The idea that Christ descended into hell to continue his suffering surely results from a confusion between his states of exinanition and exaltation. This idea also, though an old one, is still present today. Braaten picks up this error. "We are including it under the state of humiliation, because the descent into hell is a symbol which conveys the truth that Jesus' victory over the enemies of man (sin, death, and the devil) was attained by first suffering the negation they introduced into the world" (I, 548). While it may be easy to think that since Christ went to hell, the place of suffering, the reason he went must have been to suffer. However, this is clearly not the case. First, as shown earlier, the Greek itself shows that the descent was part of Christ's exaltation, not his exinanition. Second, Scripture clearly states that the purpose of Christ's descent was to preach to the spirits. Scripture never suggests that Christ's purpose was to suffer. Third, Christ himself clearly showed that the purpose of the descent was not to suffer. Christ himself said after suffering on the cross, "It is finished" (Jn 19:30). His suffering was over. He didn't descend to hell to continue his suffering, but rather to proclaim his victory.

The third error, that Christ's descent into hell was only figurative, is primarily a Reformed teaching. "The Reformed identify Christ's descent into hell with Christ's entire state of humiliation, or with Christ's suffering, especially with His magna passio in Gethsemane and on Calvary, or also with Christ's death and burial" (Pieper II,317). This error seems to arise both from the Reformed error concerning Christ's two natures and from ignorance of what Scripture says about the descent into hell. It seems to miss completely what Scripture actually says on the matter and substitutes instead the ideas of human reason.

Pieper also suggests the error of taking the I Peter 3 passage as referring to the preaching of Noah (II,318). However, this idea doesn't seem to be very widespread.

Christ's descent into hell teaches us many things. It teaches us about the totality of Christ's victory over sin, death, and the devil. It teaches us about his power in his state of exaltation. It also teaches us how, by letting Scripture speak for itself, we can avoid the errors of saying things Scripture doesn't say and imposing human reason on the clear message of Scripture. Simply by letting Scripture mean what it says, we avoid the common errors of human reason. The doctrine of Christ's descent into hell provides us with a textbook example of this principle.
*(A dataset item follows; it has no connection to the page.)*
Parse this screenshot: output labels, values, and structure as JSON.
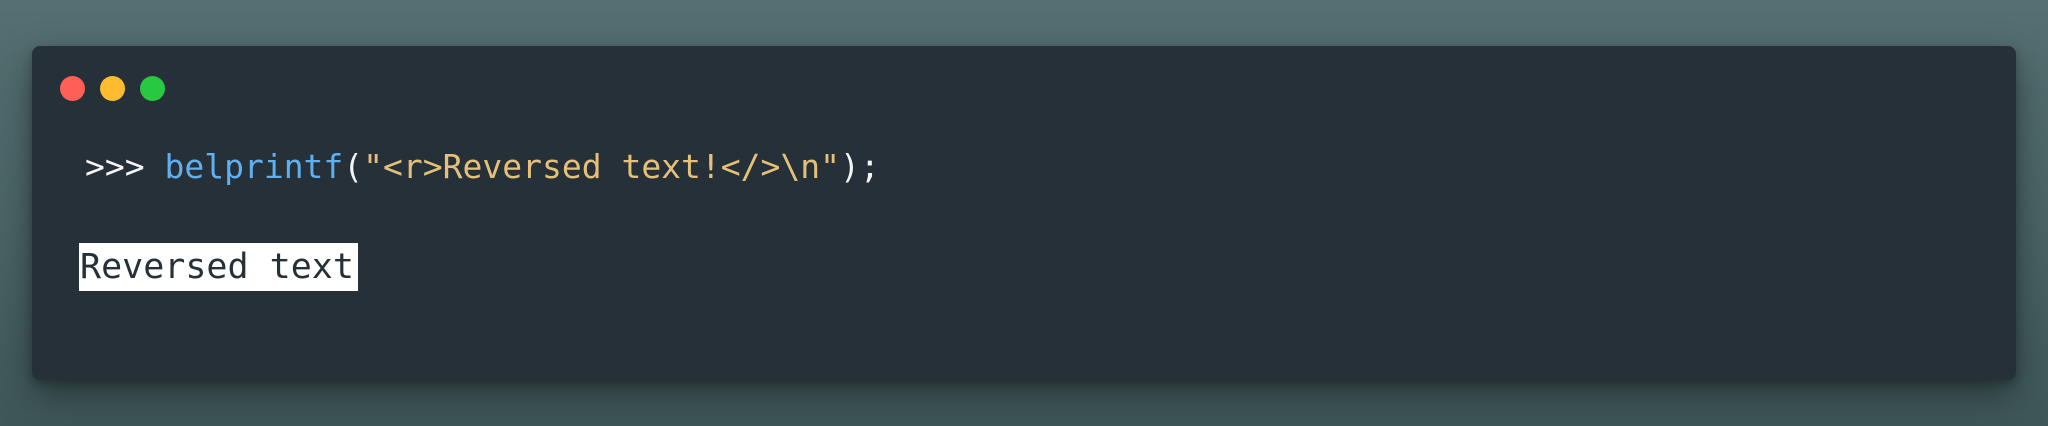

Bauer, Walter, William F. Arndt, F. Wilbur Gingrich. A Greek- English Lexicon of the New Testament and Other Early Christian Literature. Chicago and London: University of Chicago Press, 1979.

Becker, Siegbert. "The Christological Flesh-Spirit Antithesis". In Our Great Heritage, vol.2, Lyle W. Lange, General Editor. Milwaukee, Wisconsin: Northwestern Publishing House.

Braaten, Carl E. "The Person of Jesus Christ". In Christian Dogmatics, vol. 1, Carl E. Braaten & Robert W. Jenson, Eds. Philadelphia: Fortress Press, 1984.

Gerhard, Ioannis. Loci Theologici. Berlin: Schlawitz, 1863.

Pieper, Francis, D.D. Christian Dogmatics, vol.II. St. Louis, Missouri: Concordia Publishing House, 1951.

Reicke, Bo. The Disobedient Spirits and Christian Baptism. Kobenhavn: Ejnar Munksgaard, 1946.

Schaller, John. Biblical Christology: A Study in Lutheran Dogmatics. Milwaukee, Wisconsin: Northwestern Publishing House, 1981.

Struck, Gerhard. "Christ's Descent Into Hell". In Our Great Heritage, vol.2, Lyle W. Lange, General Editor. Milwaukee: Northwestern Publishing House.